The Sound of Music, the last musical written by the illustrious duo of Richard Rodgers and Oscar Hammerstein II, is receiving a shimmering production at the Ivoryton Playhouse. There are a few problems, but the overall presentation will satisfy any musical theater fan.
The book by Howard Lindsay and Russel Crouse, based on the 1949 memoir of Maria von Trapp, The Story of the Trapp Family Singers, can be somewhat schmaltzy and is old-fashioned, but in a pleasing manner.
A quick look at the story for audience members not familiar with the plot - The show opens at the Nonnberg Abbey, near Salzburg, Austria. We are introduced to Maria, a postulate and free-spirit at the nunnery. She loves to sing, and her rambunctious character doesn’t necessarily fit within a religious environment. Sent off for a temporary assignment to be the governess for Captain von Trapp, a widower with seven children, she quickly charms her charges as well as the stoic captain. Complications arise. The stately Baroness Elsa Schrader has her eyes on marrying the former naval officer. Making matters worse, Nazi Germany is beginning to make forays into the country, threatening to disrupt the tranquility of everyday life.
At the beginning of Act II, the Captain and Baroness have broken off their engagement. Maria and the Captain are now free to acknowledge their love for each other and marry. Upon returning from their honeymoon the former high ranking military officer is about to be forced to take command of the German naval forces or face dire consequences. To avoid the unwanted conscription, the von Trapp family plan an escape after performing in the annual Kaltzburg singing festival, which is organized by family friend Max Detweiler.
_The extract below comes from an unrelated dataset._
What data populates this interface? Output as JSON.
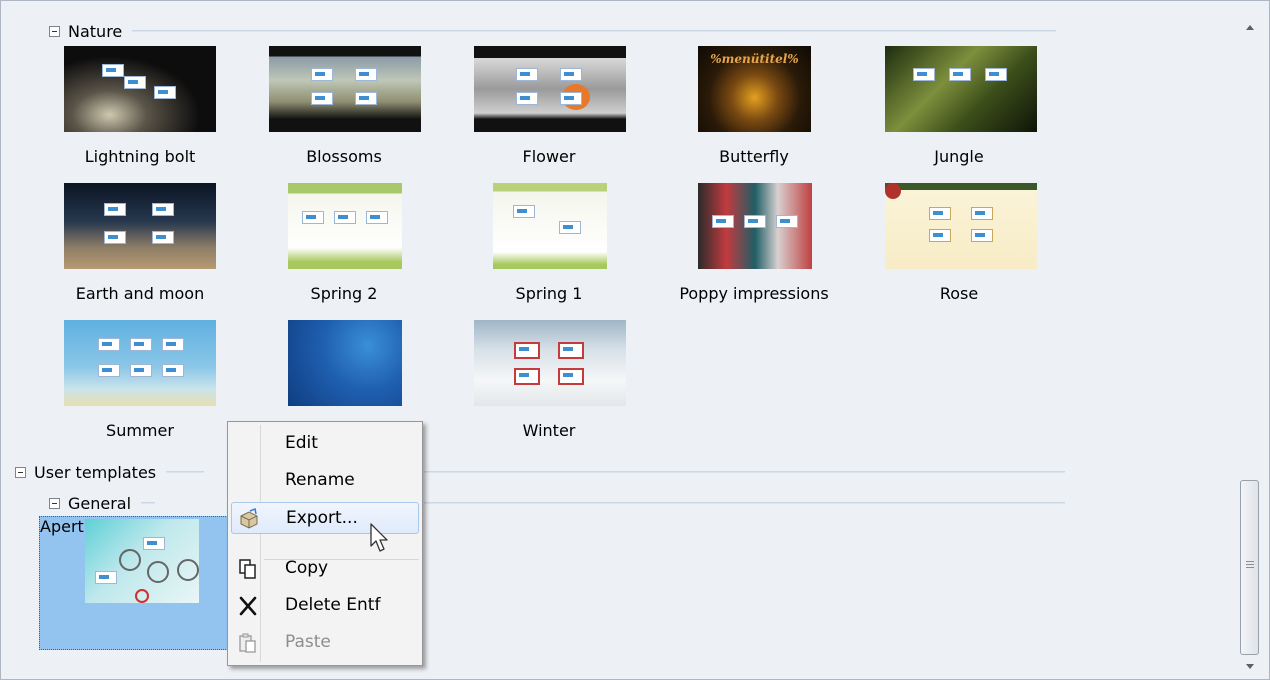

Their course of action works and after hiding out from the approaching Nazis in the Abbey, the family makes their getaway over the mountains to Switzerland.
The music by Richard Rodgers and lyrics by Oscar Hammerstein II is one of their most memorable. Within the first 15 minutes of the show audiences have already been treated to the title number, “Maria,” and my “Favorite Things.” Before the end of Act I there is the additional musical treats of "Do-Re-Mi,” Sixteen Going on Seventeen,” The Lonely Goatherd, “So Long, Farewell,” and “Climb Ev'ry Mountain.” At the end of the show is the beautifully rendered “Edelweiss.” Patrons will have a hard time holding back from singing along with all the iconic numbers.
For The Sound of Music to be a success, the musical needs a performer playing Maria who is buoyant with an infectious peronna and a dynamic voice. The actress Adrianne Hick more than fits the bill. Her energy and gusto infuse the production. Most of the best loved songs in the show have been written for her character. Ms. Hick is also a convincing actress, whether being called upon for her exuberance or toning down her zest for more reflective or contemplative moments.
While David Pittsinger has a deep resonating singing voice, he comes across as too old for the role of Captain von Trapp. His stolid characterization, while fitting for his detached romancing of Beverly J. Ricci’s Baroness, doesn’t jive with the courting of the younger Maria.
Noteworthy members of the supporting cast include Connecticut favorite R. Bruce Connelly as the wheeler dealer Max Detweiler. The actor’s straightforward approach and jaunty humor add an earnestness to the show. Patricia Schuman is a fine Mother Abbess whose operatic voice is very impressive especially with the Act I closer “Climb Ev’ry Mountain.” The seven children - Kaiya Colquhoun, Taya Diggs, Lily McIntyre, Allsdair McLaren, Emma Needleman, Parker Grey Nelson, and Viviana Velasquez - worked well as a unit, at times rebellious, vulnerable and silly. Special mention goes to Lily McIntyre who portrays the eldest child, Liesl; and Viviana Velasquez as Marta.
Director Jacqueline Hubbard’s staging is inconsistent, but does not take away from the overall entertainment of the musical. She receives kudos for shepherding a total of 14 children and young adults through the show as the von Trapp kids (each role is double cast). But some scenes fall short in their dramatic thrust and the pacing of the production is occasionally toneless. The Sound of Music is not a dance show, but Choreographer Francasca Webster provides some diverting steps to enhance songs.
Scenic Designer Cully Long has crafted a basic, multi-functional set that is easily reconfigured to the numerous scenes required for the show, even if some scene changeovers take a tad too long.
Lighting Designer Marcus Abbott bathes the production in a pastoral lighting scheme. Costume Designer Kate Bunce has constructed clothing that are representative of Bavarian wear. Her outfits from the discarded curtains are whimsical and charming.
The Sound of Music, playing at the Ivoryton Playhouse through July 30. Click here for dates, times and ticket information.